■ ACTIVITY
Return the whole listing exactly as it stands.

(SOURCE RECORDS)

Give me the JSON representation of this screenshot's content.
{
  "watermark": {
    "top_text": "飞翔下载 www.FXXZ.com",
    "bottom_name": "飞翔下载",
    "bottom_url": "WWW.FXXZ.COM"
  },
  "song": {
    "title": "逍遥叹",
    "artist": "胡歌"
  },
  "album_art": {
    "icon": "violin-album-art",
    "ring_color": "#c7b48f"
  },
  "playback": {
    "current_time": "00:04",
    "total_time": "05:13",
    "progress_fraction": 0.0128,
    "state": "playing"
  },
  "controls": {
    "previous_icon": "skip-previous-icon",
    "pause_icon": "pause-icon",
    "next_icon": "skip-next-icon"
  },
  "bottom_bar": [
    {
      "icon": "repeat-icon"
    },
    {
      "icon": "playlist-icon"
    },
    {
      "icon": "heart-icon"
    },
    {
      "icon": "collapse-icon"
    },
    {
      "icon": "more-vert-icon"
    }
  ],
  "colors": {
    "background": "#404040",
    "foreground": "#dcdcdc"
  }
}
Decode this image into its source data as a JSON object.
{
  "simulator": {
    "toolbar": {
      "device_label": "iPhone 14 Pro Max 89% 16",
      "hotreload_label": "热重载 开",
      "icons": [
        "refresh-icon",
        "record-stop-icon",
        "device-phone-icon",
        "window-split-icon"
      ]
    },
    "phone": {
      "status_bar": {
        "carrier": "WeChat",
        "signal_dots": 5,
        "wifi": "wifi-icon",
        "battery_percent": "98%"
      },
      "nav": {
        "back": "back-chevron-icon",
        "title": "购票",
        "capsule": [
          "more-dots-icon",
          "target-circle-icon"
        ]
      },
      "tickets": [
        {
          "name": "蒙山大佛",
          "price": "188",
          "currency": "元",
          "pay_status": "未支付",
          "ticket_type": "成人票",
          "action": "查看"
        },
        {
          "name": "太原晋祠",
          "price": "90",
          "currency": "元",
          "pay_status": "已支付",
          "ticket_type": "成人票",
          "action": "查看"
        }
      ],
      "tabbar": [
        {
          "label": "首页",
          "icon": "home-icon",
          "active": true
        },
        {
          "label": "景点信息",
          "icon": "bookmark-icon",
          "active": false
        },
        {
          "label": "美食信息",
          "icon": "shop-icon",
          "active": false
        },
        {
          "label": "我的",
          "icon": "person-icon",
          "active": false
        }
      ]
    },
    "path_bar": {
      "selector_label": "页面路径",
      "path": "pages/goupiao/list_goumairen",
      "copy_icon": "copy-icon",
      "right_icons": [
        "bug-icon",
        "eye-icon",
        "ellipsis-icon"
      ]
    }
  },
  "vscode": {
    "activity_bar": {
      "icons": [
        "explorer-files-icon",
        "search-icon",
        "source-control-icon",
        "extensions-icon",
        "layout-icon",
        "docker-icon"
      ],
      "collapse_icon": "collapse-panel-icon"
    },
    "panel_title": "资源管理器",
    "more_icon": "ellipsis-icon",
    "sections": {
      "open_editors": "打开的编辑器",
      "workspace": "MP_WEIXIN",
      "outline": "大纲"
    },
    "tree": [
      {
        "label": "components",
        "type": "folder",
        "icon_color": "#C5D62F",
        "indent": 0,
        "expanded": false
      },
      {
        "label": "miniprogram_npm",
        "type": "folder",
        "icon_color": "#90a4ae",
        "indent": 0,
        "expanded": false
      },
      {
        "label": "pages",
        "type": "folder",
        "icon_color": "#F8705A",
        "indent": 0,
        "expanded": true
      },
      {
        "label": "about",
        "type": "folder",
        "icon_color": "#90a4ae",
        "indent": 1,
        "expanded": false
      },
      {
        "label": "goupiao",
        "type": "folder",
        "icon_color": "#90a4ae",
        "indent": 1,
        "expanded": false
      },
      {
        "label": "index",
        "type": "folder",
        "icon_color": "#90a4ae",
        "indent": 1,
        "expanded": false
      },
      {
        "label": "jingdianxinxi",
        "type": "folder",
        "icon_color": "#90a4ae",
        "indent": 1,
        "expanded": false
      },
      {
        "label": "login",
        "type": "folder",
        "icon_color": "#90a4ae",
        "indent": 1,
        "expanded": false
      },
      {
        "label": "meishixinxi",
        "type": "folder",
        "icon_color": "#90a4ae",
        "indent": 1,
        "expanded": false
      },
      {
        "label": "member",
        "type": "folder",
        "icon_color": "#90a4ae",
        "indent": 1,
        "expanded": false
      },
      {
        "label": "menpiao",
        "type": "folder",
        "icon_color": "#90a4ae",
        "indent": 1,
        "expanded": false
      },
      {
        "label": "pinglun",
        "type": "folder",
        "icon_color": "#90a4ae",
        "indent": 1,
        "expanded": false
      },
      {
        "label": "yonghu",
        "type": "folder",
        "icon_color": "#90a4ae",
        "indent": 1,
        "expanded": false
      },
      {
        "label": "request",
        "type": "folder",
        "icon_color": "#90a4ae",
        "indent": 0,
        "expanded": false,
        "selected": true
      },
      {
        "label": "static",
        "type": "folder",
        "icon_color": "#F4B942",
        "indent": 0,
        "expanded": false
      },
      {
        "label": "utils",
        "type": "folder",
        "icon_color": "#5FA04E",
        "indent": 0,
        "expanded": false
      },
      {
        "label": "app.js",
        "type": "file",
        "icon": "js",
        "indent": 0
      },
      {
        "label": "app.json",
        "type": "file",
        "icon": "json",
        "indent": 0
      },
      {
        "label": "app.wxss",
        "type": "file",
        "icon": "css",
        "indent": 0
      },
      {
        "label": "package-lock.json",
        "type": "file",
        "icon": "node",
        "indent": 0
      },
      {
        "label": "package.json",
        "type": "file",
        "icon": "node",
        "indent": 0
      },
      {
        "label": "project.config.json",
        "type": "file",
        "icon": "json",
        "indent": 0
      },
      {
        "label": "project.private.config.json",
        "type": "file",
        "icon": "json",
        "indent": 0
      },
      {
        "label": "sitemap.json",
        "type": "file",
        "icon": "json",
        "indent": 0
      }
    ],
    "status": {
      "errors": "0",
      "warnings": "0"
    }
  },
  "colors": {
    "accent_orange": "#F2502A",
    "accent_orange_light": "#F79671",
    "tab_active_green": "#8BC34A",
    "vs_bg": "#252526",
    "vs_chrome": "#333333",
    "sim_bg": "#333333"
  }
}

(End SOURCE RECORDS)

■ RESULT OF THIS EXERCISE
Give me the JSON representation of this screenshot's content.
{
  "watermark": {
    "top_text": "飞翔下载 www.FXXZ.com",
    "bottom_name": "飞翔下载",
    "bottom_url": "WWW.FXXZ.COM"
  },
  "song": {
    "title": "逍遥叹",
    "artist": "胡歌"
  },
  "album_art": {
    "icon": "violin-album-art",
    "ring_color": "#c7b48f"
  },
  "playback": {
    "current_time": "00:04",
    "total_time": "05:13",
    "progress_fraction": 0.0128,
    "state": "playing"
  },
  "controls": {
    "previous_icon": "skip-previous-icon",
    "pause_icon": "pause-icon",
    "next_icon": "skip-next-icon"
  },
  "bottom_bar": [
    {
      "icon": "repeat-icon"
    },
    {
      "icon": "playlist-icon"
    },
    {
      "icon": "heart-icon"
    },
    {
      "icon": "collapse-icon"
    },
    {
      "icon": "more-vert-icon"
    }
  ],
  "colors": {
    "background": "#404040",
    "foreground": "#dcdcdc"
  }
}
Decode this image into its source data as a JSON object.
{
  "simulator": {
    "toolbar": {
      "device_label": "iPhone 14 Pro Max 89% 16",
      "hotreload_label": "热重载 开",
      "icons": [
        "refresh-icon",
        "record-stop-icon",
        "device-phone-icon",
        "window-split-icon"
      ]
    },
    "phone": {
      "status_bar": {
        "carrier": "WeChat",
        "signal_dots": 5,
        "wifi": "wifi-icon",
        "battery_percent": "98%"
      },
      "nav": {
        "back": "back-chevron-icon",
        "title": "购票",
        "capsule": [
          "more-dots-icon",
          "target-circle-icon"
        ]
      },
      "tickets": [
        {
          "name": "蒙山大佛",
          "price": "188",
          "currency": "元",
          "pay_status": "未支付",
          "ticket_type": "成人票",
          "action": "查看"
        },
        {
          "name": "太原晋祠",
          "price": "90",
          "currency": "元",
          "pay_status": "已支付",
          "ticket_type": "成人票",
          "action": "查看"
        }
      ],
      "tabbar": [
        {
          "label": "首页",
          "icon": "home-icon",
          "active": true
        },
        {
          "label": "景点信息",
          "icon": "bookmark-icon",
          "active": false
        },
        {
          "label": "美食信息",
          "icon": "shop-icon",
          "active": false
        },
        {
          "label": "我的",
          "icon": "person-icon",
          "active": false
        }
      ]
    },
    "path_bar": {
      "selector_label": "页面路径",
      "path": "pages/goupiao/list_goumairen",
      "copy_icon": "copy-icon",
      "right_icons": [
        "bug-icon",
        "eye-icon",
        "ellipsis-icon"
      ]
    }
  },
  "vscode": {
    "activity_bar": {
      "icons": [
        "explorer-files-icon",
        "search-icon",
        "source-control-icon",
        "extensions-icon",
        "layout-icon",
        "docker-icon"
      ],
      "collapse_icon": "collapse-panel-icon"
    },
    "panel_title": "资源管理器",
    "more_icon": "ellipsis-icon",
    "sections": {
      "open_editors": "打开的编辑器",
      "workspace": "MP_WEIXIN",
      "outline": "大纲"
    },
    "tree": [
      {
        "label": "components",
        "type": "folder",
        "icon_color": "#C5D62F",
        "indent": 0,
        "expanded": false
      },
      {
        "label": "miniprogram_npm",
        "type": "folder",
        "icon_color": "#90a4ae",
        "indent": 0,
        "expanded": false
      },
      {
        "label": "pages",
        "type": "folder",
        "icon_color": "#F8705A",
        "indent": 0,
        "expanded": true
      },
      {
        "label": "about",
        "type": "folder",
        "icon_color": "#90a4ae",
        "indent": 1,
        "expanded": false
      },
      {
        "label": "goupiao",
        "type": "folder",
        "icon_color": "#90a4ae",
        "indent": 1,
        "expanded": false
      },
      {
        "label": "index",
        "type": "folder",
        "icon_color": "#90a4ae",
        "indent": 1,
        "expanded": false
      },
      {
        "label": "jingdianxinxi",
        "type": "folder",
        "icon_color": "#90a4ae",
        "indent": 1,
        "expanded": false
      },
      {
        "label": "login",
        "type": "folder",
        "icon_color": "#90a4ae",
        "indent": 1,
        "expanded": false
      },
      {
        "label": "meishixinxi",
        "type": "folder",
        "icon_color": "#90a4ae",
        "indent": 1,
        "expanded": false
      },
      {
        "label": "member",
        "type": "folder",
        "icon_color": "#90a4ae",
        "indent": 1,
        "expanded": false
      },
      {
        "label": "menpiao",
        "type": "folder",
        "icon_color": "#90a4ae",
        "indent": 1,
        "expanded": false
      },
      {
        "label": "pinglun",
        "type": "folder",
        "icon_color": "#90a4ae",
        "indent": 1,
        "expanded": false
      },
      {
        "label": "yonghu",
        "type": "folder",
        "icon_color": "#90a4ae",
        "indent": 1,
        "expanded": false
      },
      {
        "label": "request",
        "type": "folder",
        "icon_color": "#90a4ae",
        "indent": 0,
        "expanded": false,
        "selected": true
      },
      {
        "label": "static",
        "type": "folder",
        "icon_color": "#F4B942",
        "indent": 0,
        "expanded": false
      },
      {
        "label": "utils",
        "type": "folder",
        "icon_color": "#5FA04E",
        "indent": 0,
        "expanded": false
      },
      {
        "label": "app.js",
        "type": "file",
        "icon": "js",
        "indent": 0
      },
      {
        "label": "app.json",
        "type": "file",
        "icon": "json",
        "indent": 0
      },
      {
        "label": "app.wxss",
        "type": "file",
        "icon": "css",
        "indent": 0
      },
      {
        "label": "package-lock.json",
        "type": "file",
        "icon": "node",
        "indent": 0
      },
      {
        "label": "package.json",
        "type": "file",
        "icon": "node",
        "indent": 0
      },
      {
        "label": "project.config.json",
        "type": "file",
        "icon": "json",
        "indent": 0
      },
      {
        "label": "project.private.config.json",
        "type": "file",
        "icon": "json",
        "indent": 0
      },
      {
        "label": "sitemap.json",
        "type": "file",
        "icon": "json",
        "indent": 0
      }
    ],
    "status": {
      "errors": "0",
      "warnings": "0"
    }
  },
  "colors": {
    "accent_orange": "#F2502A",
    "accent_orange_light": "#F79671",
    "tab_active_green": "#8BC34A",
    "vs_bg": "#252526",
    "vs_chrome": "#333333",
    "sim_bg": "#333333"
  }
}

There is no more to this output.